There is an aspect of media relations that we don’t like to talk about in PR. At least not in front of our clients. It’s the advertising factor. Despite the fact that experts estimate over 70% of media comes out of a media/pr relationship, that symbiotic love-fest goes right out the window when faced power of the mighty advertising dollar. Most Fashion PR’s have experienced sending out a pitch to a publication only to get an advertising kit back, or a reponse that they would be happy to run something editorial in exchange for advertising. I had a story pulled last minute because my client was in direct competition of a favored advertiser. While this hasn’t been the norm for me, it has happened. Most often, I encounter the advertising factor when pitching independent or emerging publications who depend on advertisers to stay afloat.

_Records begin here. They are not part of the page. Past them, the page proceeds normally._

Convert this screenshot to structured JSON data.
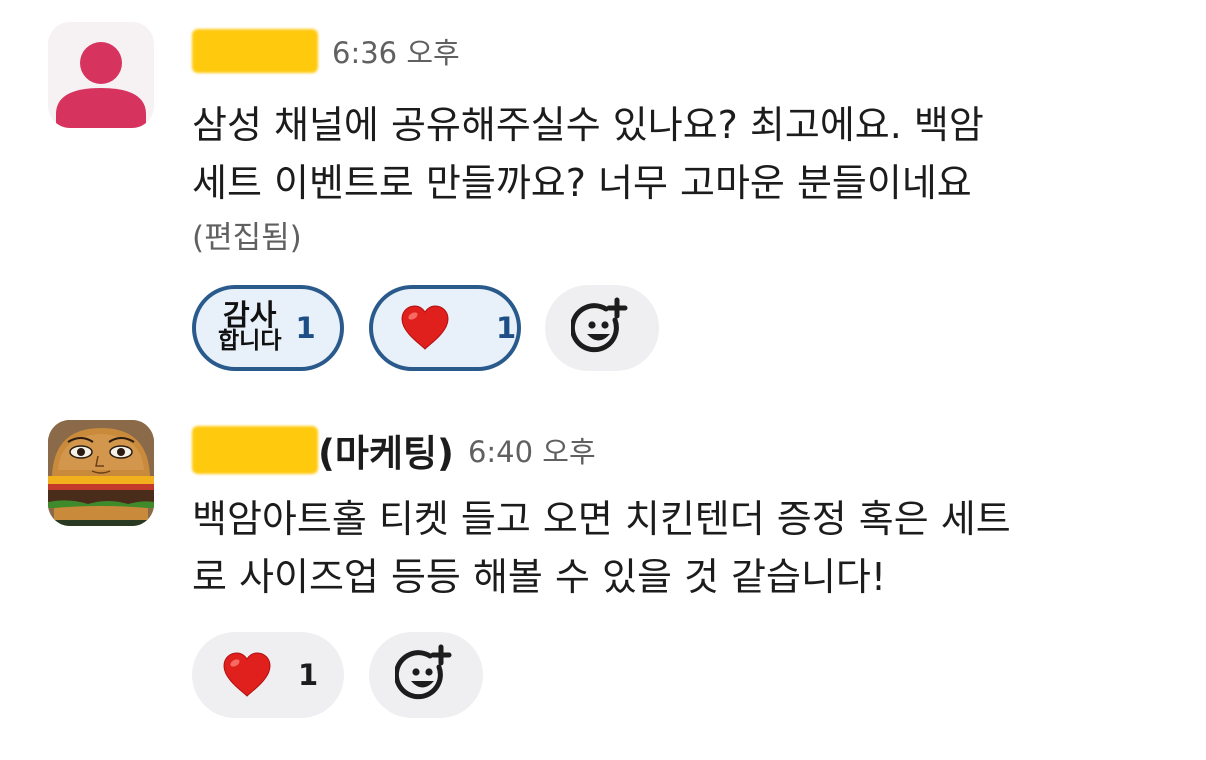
{
  "messages": [
    {
      "sender_suffix": "",
      "time": "6:36 오후",
      "text_line1": "삼성 채널에 공유해주실수 있나요? 최고에요. 백암",
      "text_line2": "세트 이벤트로 만들까요? 너무 고마운 분들이네요",
      "edited_label": "(편집됨)",
      "reactions": [
        {
          "emoji_line1": "감사",
          "emoji_line2": "합니다",
          "count": "1",
          "active": true
        },
        {
          "emoji": "heart",
          "count": "1",
          "active": true
        }
      ]
    },
    {
      "sender_suffix": "(마케팅)",
      "time": "6:40 오후",
      "text_line1": "백암아트홀 티켓 들고 오면 치킨텐더 증정 혹은 세트",
      "text_line2": "로 사이즈업 등등 해볼 수 있을 것 같습니다!",
      "reactions": [
        {
          "emoji": "heart",
          "count": "1",
          "active": false
        }
      ]
    }
  ],
  "colors": {
    "active_reaction_bg": "#e8f1fa",
    "active_reaction_border": "#2a5a8c",
    "inactive_reaction_bg": "#efeef0",
    "redaction": "#ffc90e",
    "default_avatar": "#d6335f"
  },
  "icons": {
    "default_avatar": "person-icon",
    "heart": "heart-icon",
    "add_reaction": "add-reaction-icon"
  }
}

The threat of advertising influencing editorial content is a real downer for PR – and to our ideas of Free Press. PR touts the ability to secure affordable media coverage for clients, and our sucess is defined by our ability to get placements. The inability to compete on the same level as advertisers can mean losing an account and negatively impacting our reputation. It’s quite the stress-fest.

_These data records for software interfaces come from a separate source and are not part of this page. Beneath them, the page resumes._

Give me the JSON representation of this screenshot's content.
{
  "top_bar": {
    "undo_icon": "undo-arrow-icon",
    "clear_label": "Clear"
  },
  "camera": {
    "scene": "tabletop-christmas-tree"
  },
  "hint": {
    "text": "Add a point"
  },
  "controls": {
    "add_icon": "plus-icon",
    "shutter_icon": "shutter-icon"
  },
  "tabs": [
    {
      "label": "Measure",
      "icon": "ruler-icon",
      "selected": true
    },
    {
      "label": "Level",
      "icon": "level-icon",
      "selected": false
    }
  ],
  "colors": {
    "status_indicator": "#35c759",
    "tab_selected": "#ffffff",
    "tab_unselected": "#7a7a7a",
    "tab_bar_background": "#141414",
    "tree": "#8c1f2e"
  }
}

Shiver me timbers then, to read about newest threat to print media. Basically, the postal service has adopted a new strategy, suggested by media giant Time-Warner, that provides big discounts to large media publishing houses at the expense of smaller magazines who shoulder the brunt of the cost. Teresa Stack at The Nation estimates that these new rates will equate to half-million dollars a year in extra mailing costs. As a monopoly, small mags have no choice but to comply with the Post Office. For more information on what is facing these smaller magazines and how to help, visit The Nation’s EIC blog post, Big Business Invades Your Mailbox and sign the petition.

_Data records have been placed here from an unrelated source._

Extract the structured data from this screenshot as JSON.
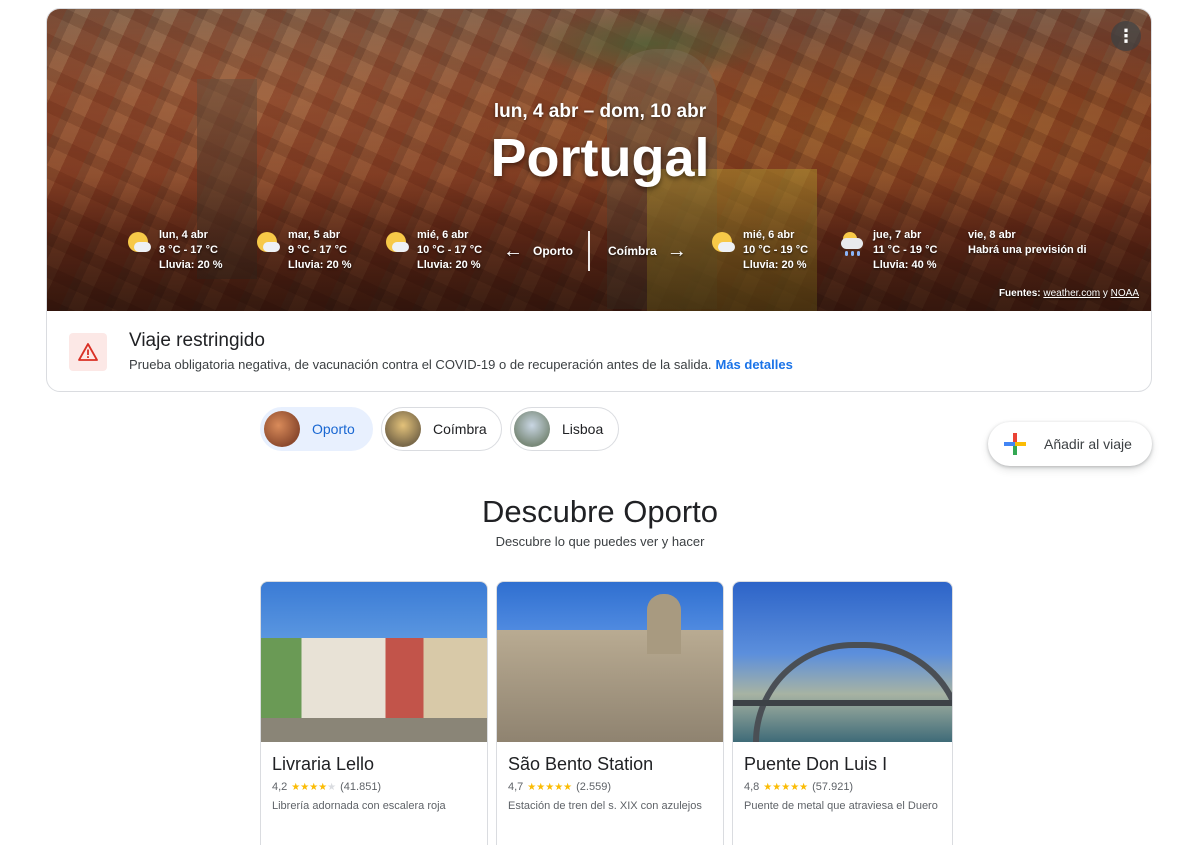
{
  "hero": {
    "dates": "lun, 4 abr – dom, 10 abr",
    "title": "Portugal",
    "menu_icon": "more-vert-icon",
    "sources_label": "Fuentes:",
    "source_1": "weather.com",
    "source_and": "y",
    "source_2": "NOAA"
  },
  "weather_left": [
    {
      "day": "lun, 4 abr",
      "temp": "8 °C - 17 °C",
      "rain": "Lluvia: 20 %",
      "icon": "partly-sunny-icon"
    },
    {
      "day": "mar, 5 abr",
      "temp": "9 °C - 17 °C",
      "rain": "Lluvia: 20 %",
      "icon": "partly-sunny-icon"
    },
    {
      "day": "mié, 6 abr",
      "temp": "10 °C - 17 °C",
      "rain": "Lluvia: 20 %",
      "icon": "partly-sunny-icon"
    }
  ],
  "city_nav": {
    "prev": "Oporto",
    "next": "Coímbra"
  },
  "weather_right": [
    {
      "day": "mié, 6 abr",
      "temp": "10 °C - 19 °C",
      "rain": "Lluvia: 20 %",
      "icon": "partly-sunny-icon"
    },
    {
      "day": "jue, 7 abr",
      "temp": "11 °C - 19 °C",
      "rain": "Lluvia: 40 %",
      "icon": "rain-cloud-icon"
    },
    {
      "day": "vie, 8 abr",
      "temp": "Habrá una previsión di",
      "rain": ""
    }
  ],
  "restriction": {
    "title": "Viaje restringido",
    "text": "Prueba obligatoria negativa, de vacunación contra el COVID-19 o de recuperación antes de la salida.",
    "link": "Más detalles",
    "color": "#d93025"
  },
  "chips": [
    {
      "label": "Oporto",
      "active": true
    },
    {
      "label": "Coímbra",
      "active": false
    },
    {
      "label": "Lisboa",
      "active": false
    }
  ],
  "add_trip": {
    "label": "Añadir al viaje"
  },
  "discover": {
    "title": "Descubre Oporto",
    "subtitle": "Descubre lo que puedes ver y hacer"
  },
  "places": [
    {
      "name": "Livraria Lello",
      "rating": "4,2",
      "stars": 4,
      "reviews": "(41.851)",
      "desc": "Librería adornada con escalera roja"
    },
    {
      "name": "São Bento Station",
      "rating": "4,7",
      "stars": 5,
      "reviews": "(2.559)",
      "desc": "Estación de tren del s. XIX con azulejos"
    },
    {
      "name": "Puente Don Luis I",
      "rating": "4,8",
      "stars": 5,
      "reviews": "(57.921)",
      "desc": "Puente de metal que atraviesa el Duero"
    }
  ],
  "colors": {
    "accent": "#1a73e8",
    "chip_active_bg": "#e8f0fe",
    "star": "#fbbc04"
  }
}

My concern for PR is of course, how the PR/Journalist/Editor relationship will be affected if these progressive, independent, smaller publications have to rely even more on advertiser support to compensate for these new costs. I often work with small, independent and emerging companies, and as a result, often pitch independent publications of a similar sensibility. I wonder how/if this will influence the work I do. Beyond implications my fashion and lifestyle PR clients, I worry how this threat might impair access/availability to the kind of brilliant writing and content I read and value so much.